What is worth noting is this was a very small part of the overall presentation.

Another element which will surprise few is the omission of Google. It has been widely reported that Huawei is in a tricky situation thanks to the US Entity List, and today confirmed that there will not be any Google apps installed on the device as default. Huawei’s own products will be the default, and Yu has also plugged a $1 billion fund designed to attract app developers to the Huawei ecosystem.

The operating system will be EMUI 9.1, Huawei’s custom mobile operating system that is based on Android 9. Note, this is not the latest version of Android, though this should have perhaps been expected.

This is the biggest challenge which Huawei will face moving forward, a future without Android. Despite all the flashy features, which we are about to discuss, Huawei will have to lure consumers away from the trusted and market-leading Android product, and onto its own, which is based on an older, opensource version of Android.

So, let’s start on the incremental gains this device offers. Despite consumers craving genuine innovation, the mobile industry is yet to be able to offer anything novel. Incremental upgrades have arguably led to longer refreshment cycles for devices, but that has not deterred Huawei here.

The introduction of 5G components will certainly can some attention, though for mass marketing purposes, Huawei needs something ‘sexier’ to talk about, even if these features aren’t really new.

The design of the device has undertaken somewhat of a rethink, with the cameras being shifted towards the centre of the device, making it look more like a traditional camera. The edges are once again rounded off and new materials have been worked into the back cover to reduce ‘slippage’. “Sleek” was the word often used by Yu during the presentation, and if that is your thing, it does look like an attractive device.

The battery is slightly bigger, with the Mate 30 Pro now 4500 mAh. An AI power management feature has been introduced to improve battery life and efficiency. Tweaks have also been made to the wireless charging elements to decrease charging time. These are nice features, but only incremental gains.

Then there is the camera. Much of the advertising will likely be based around the functionality and performance of the camera, so this is an important element. When taking a photo, the shutter button can be moved for personal preference, while there have been gains in the slow-motion features and general performance of the camera. It is a good camera, but again, incremental gains from previous devices.

The gesture control is a very useful perk of the device, a new user interface which will gradually become more apparent as the voice user interface gains more prominence. Smart rotate is another for those who get irritated by the auto-rotate feature. The software has been taught to follow the user’s eyes, meaning the angle of the phone does not necessarily dictate the orientation of the screen. Useful features, but incremental gains.
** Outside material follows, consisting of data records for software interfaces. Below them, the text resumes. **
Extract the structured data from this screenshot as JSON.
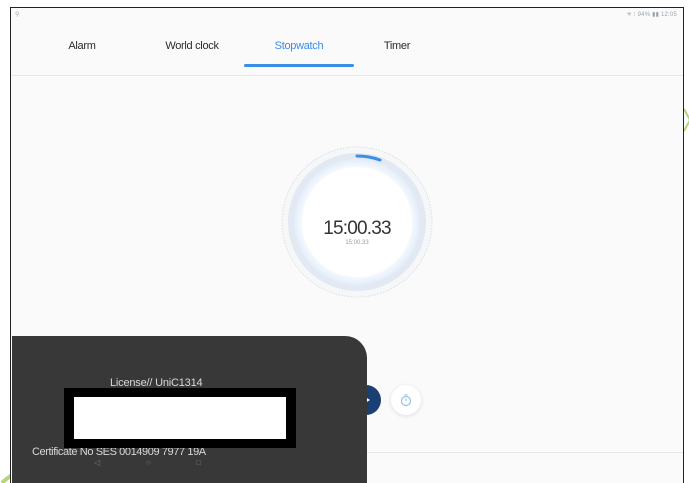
{
  "status_bar": {
    "left": "⚲",
    "right": "✳ ⁝ 94% ▮▮ 12:05"
  },
  "tabs": [
    {
      "label": "Alarm",
      "active": false
    },
    {
      "label": "World clock",
      "active": false
    },
    {
      "label": "Stopwatch",
      "active": true
    },
    {
      "label": "Timer",
      "active": false
    }
  ],
  "stopwatch": {
    "time": "15:00.33",
    "lap_time": "15:00.33"
  },
  "controls": {
    "reset_icon": "refresh-icon",
    "play_icon": "play-icon",
    "lap_icon": "timer-icon"
  },
  "overlay": {
    "license": "License// UniC1314",
    "certificate": "Certificate No SES 0014909 7977 19A"
  },
  "colors": {
    "accent": "#3b8ee8",
    "play_button": "#1c3f73",
    "overlay": "#383838",
    "decoration": "#b6d67a"
  }
}
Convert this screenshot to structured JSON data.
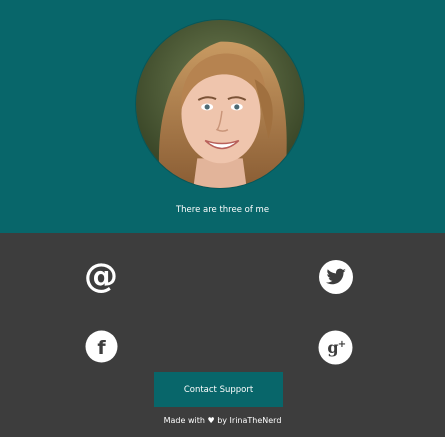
{
  "profile": {
    "tagline": "There are three of me"
  },
  "social": {
    "items": [
      {
        "icon": "at-icon",
        "label": "Email"
      },
      {
        "icon": "twitter-icon",
        "label": "Twitter"
      },
      {
        "icon": "facebook-icon",
        "label": "Facebook"
      },
      {
        "icon": "google-plus-icon",
        "label": "Google+"
      }
    ]
  },
  "contact": {
    "button_label": "Contact Support"
  },
  "footer": {
    "made_with": "Made with",
    "heart": "♥",
    "by_text": "by IrinaTheNerd"
  },
  "colors": {
    "teal": "#08666a",
    "dark": "#3d3d3d",
    "white": "#ffffff"
  }
}
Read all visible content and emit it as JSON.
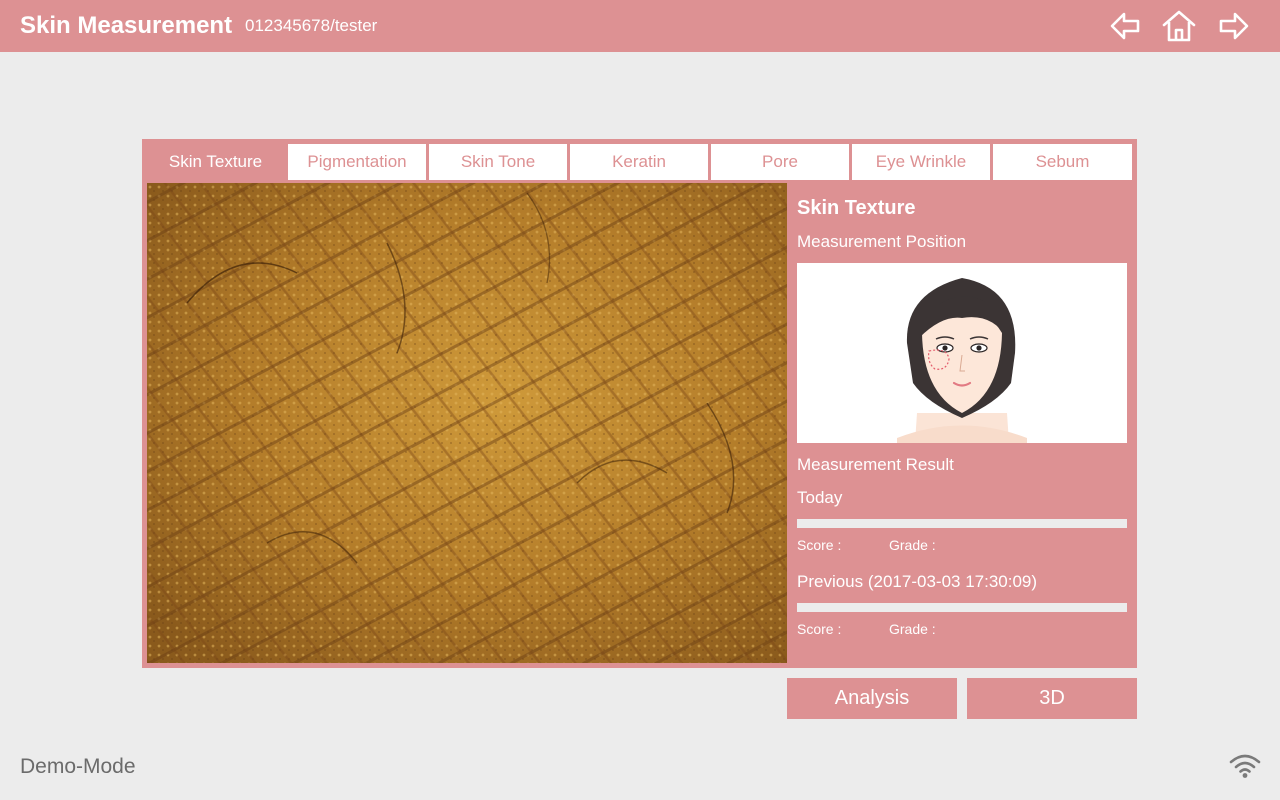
{
  "header": {
    "title": "Skin Measurement",
    "user": "012345678/tester",
    "icons": [
      "back-arrow-icon",
      "home-icon",
      "forward-arrow-icon"
    ]
  },
  "tabs": [
    {
      "label": "Skin Texture",
      "active": true
    },
    {
      "label": "Pigmentation",
      "active": false
    },
    {
      "label": "Skin Tone",
      "active": false
    },
    {
      "label": "Keratin",
      "active": false
    },
    {
      "label": "Pore",
      "active": false
    },
    {
      "label": "Eye Wrinkle",
      "active": false
    },
    {
      "label": "Sebum",
      "active": false
    }
  ],
  "info": {
    "title": "Skin Texture",
    "position_label": "Measurement Position",
    "result_label": "Measurement Result",
    "today": {
      "label": "Today",
      "score_label": "Score :",
      "grade_label": "Grade :",
      "progress": 0
    },
    "previous": {
      "label": "Previous (2017-03-03 17:30:09)",
      "score_label": "Score :",
      "grade_label": "Grade :",
      "progress": 0
    }
  },
  "buttons": {
    "analysis": "Analysis",
    "three_d": "3D"
  },
  "footer": {
    "mode": "Demo-Mode",
    "icon": "wifi-icon"
  },
  "colors": {
    "accent": "#dd9193",
    "background": "#ececec",
    "skin": "#b07a28"
  }
}
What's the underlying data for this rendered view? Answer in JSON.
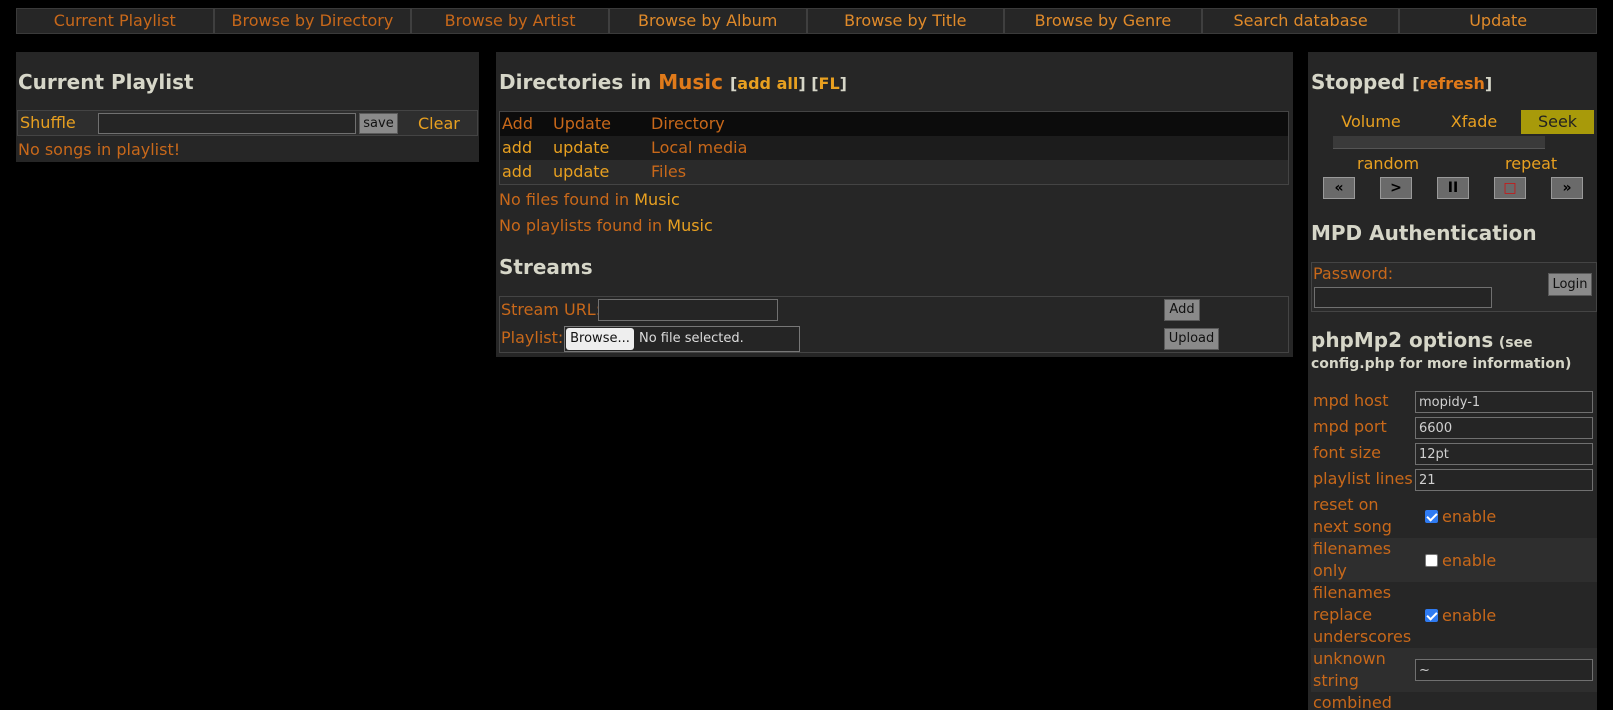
{
  "nav": [
    {
      "label": "Current Playlist",
      "tone": "dark"
    },
    {
      "label": "Browse by Directory",
      "tone": "dark"
    },
    {
      "label": "Browse by Artist",
      "tone": "dark"
    },
    {
      "label": "Browse by Album",
      "tone": "light"
    },
    {
      "label": "Browse by Title",
      "tone": "light"
    },
    {
      "label": "Browse by Genre",
      "tone": "light"
    },
    {
      "label": "Search database",
      "tone": "light"
    },
    {
      "label": "Update",
      "tone": "light"
    }
  ],
  "playlist": {
    "title": "Current Playlist",
    "shuffle_label": "Shuffle",
    "name_input_value": "",
    "save_label": "save",
    "clear_label": "Clear",
    "empty_message": "No songs in playlist!"
  },
  "directories": {
    "title_prefix": "Directories in ",
    "folder": "Music",
    "add_all_label": "add all",
    "fl_label": "FL",
    "columns": [
      "Add",
      "Update",
      "Directory"
    ],
    "rows": [
      {
        "add": "add",
        "update": "update",
        "name": "Local media"
      },
      {
        "add": "add",
        "update": "update",
        "name": "Files"
      }
    ],
    "no_files_prefix": "No files found in ",
    "no_playlists_prefix": "No playlists found in ",
    "folder_ref": "Music"
  },
  "streams": {
    "title": "Streams",
    "url_label": "Stream URL:",
    "url_value": "",
    "add_label": "Add",
    "playlist_label": "Playlist:",
    "browse_label": "Browse...",
    "file_status": "No file selected.",
    "upload_label": "Upload"
  },
  "status": {
    "state": "Stopped",
    "refresh_label": "refresh",
    "tabs": [
      "Volume",
      "Xfade",
      "Seek"
    ],
    "active_tab": "Seek",
    "random_label": "random",
    "repeat_label": "repeat",
    "controls": [
      {
        "name": "previous-icon",
        "glyph": "«"
      },
      {
        "name": "play-icon",
        "glyph": ">"
      },
      {
        "name": "pause-icon",
        "glyph": "II"
      },
      {
        "name": "stop-icon",
        "glyph": "□"
      },
      {
        "name": "next-icon",
        "glyph": "»"
      }
    ]
  },
  "auth": {
    "title": "MPD Authentication",
    "password_label": "Password:",
    "login_label": "Login"
  },
  "options": {
    "title": "phpMp2 options",
    "note": "(see config.php for more information)",
    "enable_label": "enable",
    "mpd_host": {
      "label": "mpd host",
      "value": "mopidy-1"
    },
    "mpd_port": {
      "label": "mpd port",
      "value": "6600"
    },
    "font_size": {
      "label": "font size",
      "value": "12pt"
    },
    "playlist_lines": {
      "label": "playlist lines",
      "value": "21"
    },
    "reset_next": {
      "label": "reset on next song",
      "checked": true
    },
    "filenames_only": {
      "label": "filenames only",
      "checked": false
    },
    "replace_underscores": {
      "label": "filenames replace underscores",
      "checked": true
    },
    "unknown_string": {
      "label": "unknown string",
      "value": "~"
    },
    "combined": {
      "label": "combined"
    }
  },
  "colors": {
    "accent": "#c8681a",
    "highlight": "#e8a020",
    "seek_active": "#a89a0a",
    "heading": "#d6d6c8",
    "panel": "#262626",
    "background": "#000000"
  }
}
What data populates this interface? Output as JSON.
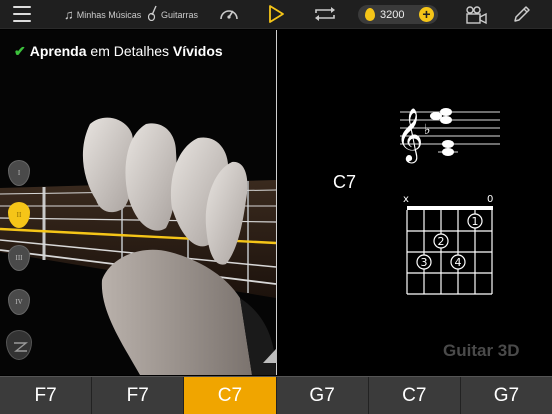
{
  "topbar": {
    "menu_icon": "hamburger-menu-icon",
    "songs_label": "Minhas Músicas",
    "guitars_label": "Guitarras",
    "coins_value": "3200",
    "add_coin_label": "+"
  },
  "left": {
    "tagline": {
      "check": "✔",
      "part1": "Aprenda",
      "part2": " em Detalhes ",
      "part3": "Vívidos"
    },
    "picks": [
      "I",
      "II",
      "III",
      "IV"
    ],
    "active_pick": "II"
  },
  "right": {
    "chord_name": "C7",
    "diagram": {
      "top_left_marker": "x",
      "top_right_marker": "0",
      "fingers": [
        "1",
        "2",
        "3",
        "4"
      ]
    },
    "brand": "Guitar 3D"
  },
  "chord_strip": [
    {
      "label": "F7",
      "active": false
    },
    {
      "label": "F7",
      "active": false
    },
    {
      "label": "C7",
      "active": true
    },
    {
      "label": "G7",
      "active": false
    },
    {
      "label": "C7",
      "active": false
    },
    {
      "label": "G7",
      "active": false
    }
  ],
  "colors": {
    "accent": "#f5c518",
    "active_chord": "#f0a500",
    "check": "#3cc13c"
  }
}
The multi-screen element is attractive, allowing devices to be more seamless (and wirelessly) linked with PCs, though we suspect all phones will have this functionality in the very near future. The Mate 30 Pro also pays homage to the connected car, with software designed to allow the user to control in-car functionality through the phone. A step-forward to the inter-connected digital economy, but an incremental gain.

There were of course other features, elements and components which we haven’t discussed here, but you get the idea. Incremental gains, not revolutionary strides into the future. The only two aspects which were genuinely new, 5G and the omission of Google, were briefly mentioned or completely ignored.

But then again, enough incremental upgrades could justify the cost if there enough of them. This is perhaps the issue many consumers have been facing over the last few years; do new devices justify the expenditure? Smartphone shipments numbers would suggest not. With the prices of the devices ranging from €799 for the Mate 30, €1199 for the Mate 30 Pro 5G and €2095 for the Porsche designed device, the same question will be asked again.